Man Killed in Bedford-Stuyvesant Fire
By Alissa Ambrose on April 30, 2012 9:11am |
BROOKLYN — A small community in Bedford-Stuyvesant Monday mourned a beloved Navy veteran who was killed in a raging fire in his Jefferson Avenue home, friends and officials said.
The 56-year-old man — whom DNAinfo.com New York is not identifying because police said they had not reached his family — died in a third-floor room at 343 Jefferson Ave. when the fire broke out Sunday just after 9 p.m.
Friends of the victim remembered him as being warm-hearted to adults and children alike.
"He loved my kids," said Carrie Collins, 35, who used to live in the building. "He was kind.
"If you need anything, he'd get it for you," she added. "He didn't bother nobody."
Fire marshals on Monday were investigating the cause of the fire.

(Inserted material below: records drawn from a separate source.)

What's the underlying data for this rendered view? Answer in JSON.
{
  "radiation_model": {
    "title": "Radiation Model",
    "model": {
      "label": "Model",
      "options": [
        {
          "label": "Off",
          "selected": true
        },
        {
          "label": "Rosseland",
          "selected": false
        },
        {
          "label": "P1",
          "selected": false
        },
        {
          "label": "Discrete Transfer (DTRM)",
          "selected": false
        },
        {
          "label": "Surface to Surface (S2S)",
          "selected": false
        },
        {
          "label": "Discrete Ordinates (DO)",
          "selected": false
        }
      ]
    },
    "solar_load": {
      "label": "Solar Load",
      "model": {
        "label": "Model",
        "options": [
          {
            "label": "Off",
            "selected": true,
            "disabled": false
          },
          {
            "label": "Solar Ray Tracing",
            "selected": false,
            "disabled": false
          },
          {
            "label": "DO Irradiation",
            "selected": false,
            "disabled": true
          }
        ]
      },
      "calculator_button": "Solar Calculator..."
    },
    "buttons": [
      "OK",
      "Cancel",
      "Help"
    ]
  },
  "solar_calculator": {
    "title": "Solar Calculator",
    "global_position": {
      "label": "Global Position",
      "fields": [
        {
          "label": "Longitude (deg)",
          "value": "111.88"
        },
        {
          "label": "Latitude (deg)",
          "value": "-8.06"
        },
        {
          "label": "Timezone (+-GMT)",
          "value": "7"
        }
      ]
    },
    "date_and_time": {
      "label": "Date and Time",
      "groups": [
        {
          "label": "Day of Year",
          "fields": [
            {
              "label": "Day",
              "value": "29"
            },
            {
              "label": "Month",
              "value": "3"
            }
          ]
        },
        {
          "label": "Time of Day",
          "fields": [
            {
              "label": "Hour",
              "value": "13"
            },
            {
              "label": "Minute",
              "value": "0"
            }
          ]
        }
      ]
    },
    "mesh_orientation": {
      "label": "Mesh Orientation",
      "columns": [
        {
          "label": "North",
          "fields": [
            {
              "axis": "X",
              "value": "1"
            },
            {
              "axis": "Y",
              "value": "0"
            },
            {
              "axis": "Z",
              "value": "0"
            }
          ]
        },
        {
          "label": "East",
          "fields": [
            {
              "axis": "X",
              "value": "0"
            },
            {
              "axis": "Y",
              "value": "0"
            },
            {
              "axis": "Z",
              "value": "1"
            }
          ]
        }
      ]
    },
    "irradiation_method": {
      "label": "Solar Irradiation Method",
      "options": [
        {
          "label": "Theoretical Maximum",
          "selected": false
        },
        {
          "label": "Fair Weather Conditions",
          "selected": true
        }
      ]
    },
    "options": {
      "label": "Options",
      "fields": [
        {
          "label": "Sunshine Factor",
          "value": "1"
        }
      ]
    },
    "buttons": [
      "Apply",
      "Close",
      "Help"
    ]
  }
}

Police said they did not suspect foul play.
A spokesman for the U.S. Veterans Affairs said the man was a veteran and was receiving, or at one time received, veterans benefits. He could not release more information until relatives were notified of his death.
The man apparently lived alone in a single room in the building. Residents said his family had urged him to leave because of poor conditions there, including rats and bed bugs, among other hazards.
"It's not good for nobody to live here," Collins said.
His family could not be reached for comment.
The building, home to about a dozen residents, has received three complaints for illegal conversions since 2002, Department of Buildings records show. The latest complaint, filed in February 2011, was closed when an inspector was unable to gain access to the building.
A man who identified himself as the owner of the building said he was distressed over the fatal fire.
"It's a tragic situation," the man, who didn't give his name, said. "I'm stressed."
The Department of Buildings, meanwhile, issued a vacate order because of the stability of the building in the wake of the fire.
Residents were allowed to retrieve belongings from the building late Monday morning and they carried slightly charred bags and suitcases down the front stairs, littered with soot and bits of glass left from the night before. The American Red Cross was on scene to help residents with temporary relocation.
Beyond the issues with the building, residents Monday reminisced about their neighbor.
"[He] was a good dude," said Kenneth Matthews, 45, an artist who has lived in the neighborhood for 38 years.